Excerpted records
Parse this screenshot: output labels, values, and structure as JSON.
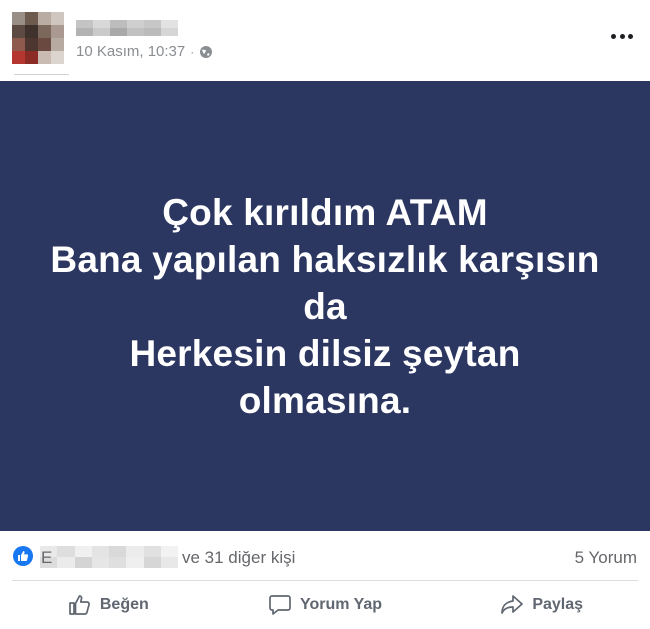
{
  "post": {
    "timestamp": "10 Kasım, 10:37",
    "separator": "·",
    "privacy_icon": "globe-icon",
    "more_icon": "more-dots-icon",
    "text_lines": [
      "Çok kırıldım ATAM",
      "Bana yapılan haksızlık karşısın",
      "da",
      "Herkesin dilsiz şeytan",
      "olmasına."
    ],
    "background_color": "#2b3661"
  },
  "reactions": {
    "icon": "like-icon",
    "first_letter": "E",
    "others_text": "ve 31 diğer kişi",
    "comments_text": "5 Yorum"
  },
  "actions": {
    "like_label": "Beğen",
    "comment_label": "Yorum Yap",
    "share_label": "Paylaş"
  },
  "colors": {
    "accent": "#1877f2",
    "muted_text": "#65676b"
  }
}
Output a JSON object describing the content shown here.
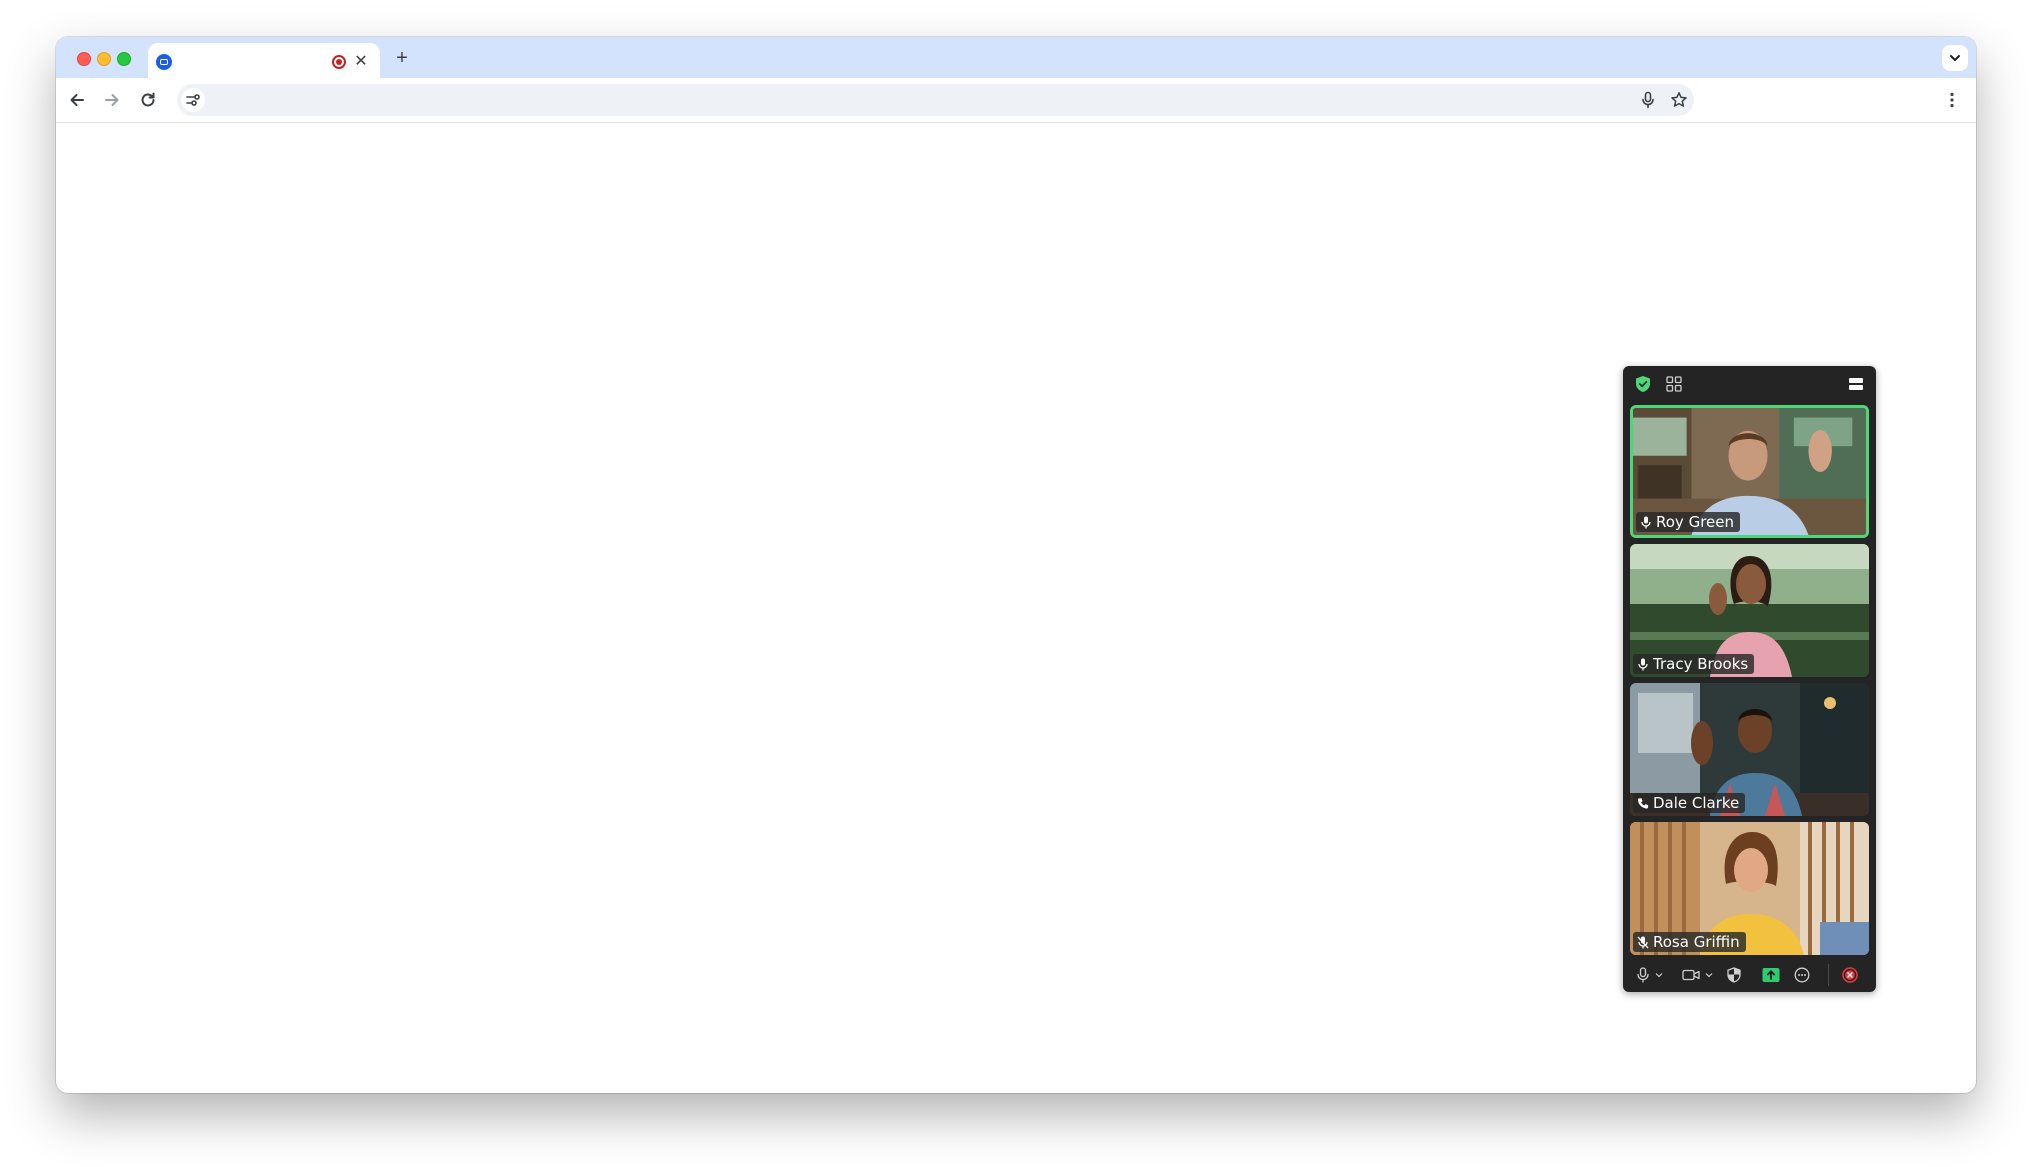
{
  "browser": {
    "tab": {
      "title": "",
      "recording": true
    },
    "address_bar": {
      "url": ""
    }
  },
  "meeting": {
    "participants": [
      {
        "name": "Roy Green",
        "audio": "mic-on",
        "active_speaker": true
      },
      {
        "name": "Tracy Brooks",
        "audio": "mic-on",
        "active_speaker": false
      },
      {
        "name": "Dale Clarke",
        "audio": "phone",
        "active_speaker": false
      },
      {
        "name": "Rosa Griffin",
        "audio": "mic-muted",
        "active_speaker": false
      }
    ],
    "colors": {
      "panel": "#242424",
      "accent_green": "#4fd67a",
      "end_red": "#e8383d"
    }
  }
}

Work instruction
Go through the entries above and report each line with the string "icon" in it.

Exercise response
    "privacy_icon": "globe-icon",
    "more_icon": "more-dots-icon",
    "icon": "like-icon",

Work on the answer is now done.